by : Tmwheelwright

When I coach clients on their tax strategy to legally reduce their taxes, many of the strategies require monitoring throughout the year. The monitoring serves two primary purposes:

#1 To Monitor the Numbers

Many tax strategies are based on income and expenses being at certain levels. It is not uncommon for these numbers to change during the year. Certain changes can impact the effectiveness of the tax strategy so it is critical to know if the numbers change so changes can be made to the tax strategy.

#2 To Monitor the Documentation

Part of the tax coaching I do with clients includes coaching them on how to document the transactions, the activity, the income and expenses that impact their tax strategy. Proper documentation increases the accuracy of the information my clients provide to me to do tax planning and prepare their tax returns. It also provides the support the IRS would want to see if my client is audited. Part of my mid-year planning process includes checking in with my clients on how their documentation is coming along.

What is your system to make sure you monitor your taxes throughout the year?

If you don't have a system to monitor your taxes throughout the year, you need one and here is why:

Have you ever met with a CPA or tax preparer and been told you could have done something about a tax problem if only you had acted before the end of the year?

And while year end tax planning has its place in a tax strategy, often times there is simply not enough time at the end of the year to get the best tax results. That's why mid-year tax planning is so important.

I have a system in place to make sure this monitoring happens for my clients. Part of that system includes a custom checklist designed for each specific client. Here are the top 5 questions from that checklist.

** Question #1 **

Do you need to change how your entity or entities are taxed?
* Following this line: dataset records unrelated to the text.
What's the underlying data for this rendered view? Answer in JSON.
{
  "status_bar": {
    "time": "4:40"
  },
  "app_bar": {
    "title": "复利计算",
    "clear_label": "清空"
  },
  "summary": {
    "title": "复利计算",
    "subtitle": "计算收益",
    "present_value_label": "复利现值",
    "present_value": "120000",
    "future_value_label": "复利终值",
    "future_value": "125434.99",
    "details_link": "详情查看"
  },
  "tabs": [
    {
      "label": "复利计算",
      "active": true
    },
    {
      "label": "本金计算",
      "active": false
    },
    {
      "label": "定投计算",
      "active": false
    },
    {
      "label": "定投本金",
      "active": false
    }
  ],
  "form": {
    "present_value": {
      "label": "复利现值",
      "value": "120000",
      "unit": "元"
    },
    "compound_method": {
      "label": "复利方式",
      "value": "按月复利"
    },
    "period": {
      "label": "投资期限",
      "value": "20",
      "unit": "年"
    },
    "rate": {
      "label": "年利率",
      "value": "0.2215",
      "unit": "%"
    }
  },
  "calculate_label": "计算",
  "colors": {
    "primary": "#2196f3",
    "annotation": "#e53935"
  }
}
Sometimes an entity is formed with the strategy that once that entity hits a certain target income, then how that entity is taxed needs to change. This can be a very costly tax mistake if it is missed!
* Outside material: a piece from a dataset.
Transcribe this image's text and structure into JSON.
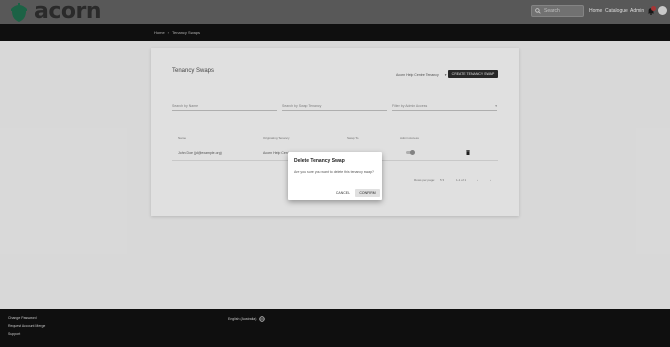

** Question #2 **

Do you need to add an entity or restructure how your entities are owned?

Knowing the right time and the right entity for your tax strategy can often save as much as $10,000 per year in taxes.

** Question #3 **

Are your salary and distribution amounts from your S Corporation optimal?

S Corporations are the most popular entity for businesses. The mistake I see most often is S Corporation owners not balancing the amount the S Corporation pays them as salary versus distributions in order to reduce their taxes and their audit risk.

** Question #4 **

Is your accounting up to date?

If your accounting is not up to date through at least the first quarter of 2008 (March 2008), then it is not up to date and you need to take action now! Accounting is the heart of every tax strategy. Without current accounting, it is impossible to determine the tax strategies that will generate the most tax savings or if anything needs to be adjusted during the year to protect the tax savings.

** Question #5 **

Are your travel, meals and entertainment expenses properly documented?

TravelFeature Articles, meals and entertainment are among the most heavily scrutinized expenses. This makes proper documentation of these expenses a key part of every tax strategy.